The U.S. Senate is expected to vote by week's end on legislation aimed at ending the war in Iraq. President Bush is under growing pressure even within his own party to shift course in Iraq. A Minnesota anti-war group unveiled a television ad on Monday aimed at convincing Sen. Norm Coleman to join other key Republicans who've broken with the administration on the war.
St. Paul, Minn. — Three influential Republican senators announced recently they can no longer support President Bush's Iraq strategy. Sen. Richard Lugar of Indiana, Sen. George Voinovich of Ohio and Sen. Pete Domenici of New Mexico also called on the president to start reducing the military's role there.
In Minnesota, a group called Americans United for Change is trying to add another name to the list of GOP dissenters. The war opponents are spending more than $100,000 on television ads in the Twin Cities aimed at Sen. Norm Coleman.
"Norm coleman is still standing with President Bush on Iraq, voting time and again against bringing our troops home. Tell Norm Coleman that after four years it's time to end the war," the ad says.
Donald McFarland, the Minnesota director of Americans United for Change, says the ads are tied to this week's scheduled debate on Iraq policy.
"He (Coleman) can continue to stand with a failed policy and an isolated and discredited president, which the vast majority of Americans and Minnesotans oppose. Or he can do the right thing and join his own constituents and a bipartisan majority in Congress and force a change of course in Iraq which gets American forces out of the cross hairs of a civil war," he said.
Nationwide, the group is targeting 40 moderate Republicans who are up for reelection next year in the House and Senate.
Attempts to contact Sen. Coleman and his spokesman were unsuccessful. But state GOP officials were quick to criticize Americans United for Change.
"This group is a partisan as you can get," said Minnesota Republican Party spokesman Mark Drake. "They hide behind the nonpartisan label, but by their own admission they're not targeting a single Democrat. Last time I checked, Joe Lieberman was still a Democrat. So, it's ridiculous, and I think people will recognize it for what it is: partisan mudslinging."
Lieberman, the Democratic candidate for vice president in 2000, is now an independent who caucuses with Senate Democrats. For now, the attention is on Coleman. But Donald McFarland said the Americans United for Change campaign is also serving notice to two other members of the Minnesota congressional delegation, Republicans Jim Ramstad and Michele Bachmann.
Bachmann just returned from her first congressional trip to Iraq.

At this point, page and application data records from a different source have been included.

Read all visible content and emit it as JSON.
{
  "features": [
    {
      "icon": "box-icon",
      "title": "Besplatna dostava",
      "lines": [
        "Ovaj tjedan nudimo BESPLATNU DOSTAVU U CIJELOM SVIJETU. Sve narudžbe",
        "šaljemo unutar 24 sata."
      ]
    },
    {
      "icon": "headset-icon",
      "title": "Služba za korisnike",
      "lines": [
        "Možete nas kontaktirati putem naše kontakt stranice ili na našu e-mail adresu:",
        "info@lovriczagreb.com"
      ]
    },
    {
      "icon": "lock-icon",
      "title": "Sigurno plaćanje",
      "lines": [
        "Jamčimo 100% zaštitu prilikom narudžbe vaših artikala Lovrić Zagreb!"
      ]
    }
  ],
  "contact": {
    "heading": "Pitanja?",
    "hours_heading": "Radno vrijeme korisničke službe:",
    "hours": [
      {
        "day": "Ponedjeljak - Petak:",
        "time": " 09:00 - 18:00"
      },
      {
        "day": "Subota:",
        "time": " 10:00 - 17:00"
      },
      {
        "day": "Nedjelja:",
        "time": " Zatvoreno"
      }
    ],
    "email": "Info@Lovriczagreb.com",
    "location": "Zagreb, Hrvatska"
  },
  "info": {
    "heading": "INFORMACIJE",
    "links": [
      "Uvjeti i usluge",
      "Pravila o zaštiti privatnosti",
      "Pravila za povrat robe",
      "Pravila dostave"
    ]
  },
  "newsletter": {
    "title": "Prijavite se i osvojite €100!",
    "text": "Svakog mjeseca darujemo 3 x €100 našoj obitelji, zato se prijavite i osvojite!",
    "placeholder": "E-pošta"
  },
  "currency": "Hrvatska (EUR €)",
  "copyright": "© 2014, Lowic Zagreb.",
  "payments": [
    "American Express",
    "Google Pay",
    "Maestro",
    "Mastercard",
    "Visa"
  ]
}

And the visit seems to have only reinforced her support of the president.
"The one thing that I see is that Al Qaeda doesn't show any signs of letting up. And that's something that we have to keep in mind," she said.

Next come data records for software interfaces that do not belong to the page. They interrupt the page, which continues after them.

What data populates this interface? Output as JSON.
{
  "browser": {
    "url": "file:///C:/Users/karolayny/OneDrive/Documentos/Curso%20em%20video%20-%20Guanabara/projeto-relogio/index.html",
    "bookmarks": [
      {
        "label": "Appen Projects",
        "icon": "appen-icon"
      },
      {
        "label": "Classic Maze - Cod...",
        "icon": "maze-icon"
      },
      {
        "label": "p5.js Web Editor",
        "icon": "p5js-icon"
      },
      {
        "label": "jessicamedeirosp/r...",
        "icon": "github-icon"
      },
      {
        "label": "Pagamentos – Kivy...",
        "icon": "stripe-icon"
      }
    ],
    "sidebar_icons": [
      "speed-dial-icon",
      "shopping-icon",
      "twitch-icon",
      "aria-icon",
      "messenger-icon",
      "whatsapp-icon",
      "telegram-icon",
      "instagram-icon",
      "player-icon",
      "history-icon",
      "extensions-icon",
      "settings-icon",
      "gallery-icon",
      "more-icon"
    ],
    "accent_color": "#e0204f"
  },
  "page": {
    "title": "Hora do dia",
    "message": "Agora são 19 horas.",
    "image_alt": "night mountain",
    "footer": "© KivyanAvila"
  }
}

Bachmann described her visit with military and government officials in Baghdad during a conference call with reporters, but she only answered a few questions. Bachmann said she's confident with the efforts underway and suggested more time is needed for the troop surge to work. Bachmann also wants the news media to do a better job reporting on what she views as the larger war on terror.
"For instance, the day after I left Baghdad, 26 people were killed in one suicide bombing, 130 in another. And sometimes it's reported as though almost it's America's fault when this goes off. It's not America's fault, It's Al Qaeda's fault. They are the ones who are encouraging the suicide bombings," she said. Senate Democrats are trying to turn up the heat on the Bush administration this week with floor votes on several anti-war proposals. M
Minnesota's junior senator, Democrat Amy Klobuchar, says she favors legislation that sets deadlines. She's also encouraged that Senators Lugar, Domenici and other Republicans are now opposing the president.
"It's very difficult to talk to a mom of a kid that's lying in a hospital bed and say, 'well, we need 60 votes,' or 'we really only have 40 strong votes on the war.' It just doesn't cut it, and this is the time that we have to pass this," she said.
President Bush vetoed legislation earlier this year that would have set a deadline for troop withdrawals. But Klobuchar says she's pleased the Senate is taking up the debate again.
- All Things Considered, 07/09/2007, 5:20 p.m.